Russian and British forces invaded Iran in August, 1941, after failure of Reza Shah Pahlevi to respond satisfactorily to demands for the expulsion of German fifth columnists. On January 29, 1942, a treaty of alliance was concluded between the British, Soviet and Iranian Governments. With respect to the presence of British and Soviet forces in Iran, this treaty specifically states, “It is understood that the presence of these forces on Iranian territory does not constitute a military occupation and will disturb as little as possible the administration and the security forces of Iran, the economic life of the country, the normal movements of the population and the application of Iranian laws and regulations” (art. 4 (i)). Moreover, the British and Soviet Governments pledged themselves jointly and severally “to respect the territorial integrity, sovereignty and political independence [Page 431] of Iran” (art. 1). This pledge was reiterated in the Anglo-Soviet-American Declaration on Iran, signed in Tehran December 1, 1943 by President Roosevelt, Marshal Stalin and Prime Minister Churchill. This declaration stated “The Governments of the United States, the U.S.S.R., and the United Kingdom are at one with the Government of Iran in their desire for the maintenance of the independence, sovereignty and territorial integrity of Iran.”

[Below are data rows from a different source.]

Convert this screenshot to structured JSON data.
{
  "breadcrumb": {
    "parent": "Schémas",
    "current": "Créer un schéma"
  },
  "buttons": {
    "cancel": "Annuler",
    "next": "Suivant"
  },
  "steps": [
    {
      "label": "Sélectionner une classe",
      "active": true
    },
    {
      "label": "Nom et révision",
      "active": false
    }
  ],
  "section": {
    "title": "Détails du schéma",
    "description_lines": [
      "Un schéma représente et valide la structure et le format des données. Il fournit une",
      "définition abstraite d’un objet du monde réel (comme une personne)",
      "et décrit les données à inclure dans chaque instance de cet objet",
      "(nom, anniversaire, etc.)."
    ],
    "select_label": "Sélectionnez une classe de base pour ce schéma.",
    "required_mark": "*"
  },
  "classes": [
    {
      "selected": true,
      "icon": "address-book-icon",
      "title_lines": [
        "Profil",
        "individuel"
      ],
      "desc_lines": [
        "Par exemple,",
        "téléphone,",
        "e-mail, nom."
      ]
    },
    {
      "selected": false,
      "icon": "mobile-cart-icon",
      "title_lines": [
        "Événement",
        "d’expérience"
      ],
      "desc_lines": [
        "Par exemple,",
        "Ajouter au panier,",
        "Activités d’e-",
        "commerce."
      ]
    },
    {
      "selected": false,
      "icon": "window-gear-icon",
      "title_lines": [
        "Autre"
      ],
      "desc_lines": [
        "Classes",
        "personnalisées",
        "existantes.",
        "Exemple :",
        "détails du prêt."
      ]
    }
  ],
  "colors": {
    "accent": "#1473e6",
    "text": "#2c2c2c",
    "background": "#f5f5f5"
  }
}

Should an autonomy movement in Azerbaijan meet with success, the loss of the province would adversely affect Iran’s economy and might lead to further fragmentation of the country. The population of the province is approximately one-fourth of the total population of Iran. It is the major food-producing province and one of the major industrial areas.
Apart from its serious internal aspects, the situation has broader implications. It is fraught with dangerous possibilities, since it inevitably affects the British line of communications and the empire position of Great Britain throughout the area. In recognition of the possibility of such a situation arising, this Government has taken an increasing interest in Iran in the last few years. Our policy of assistance to the Iranian Government has been based not only on desire to assist a friendly nation but also has been designed to prevent Iran from becoming a threat to Allied solidarity and international security. To decrease the danger of an inspired uprising, we have consistently pressed for the complete withdrawal of Allied forces from Iran at the earliest possible date.
Apart from our interest in the international security aspect, this country has a direct interest in this problem because of our oil, economic, and strategic interests in this area.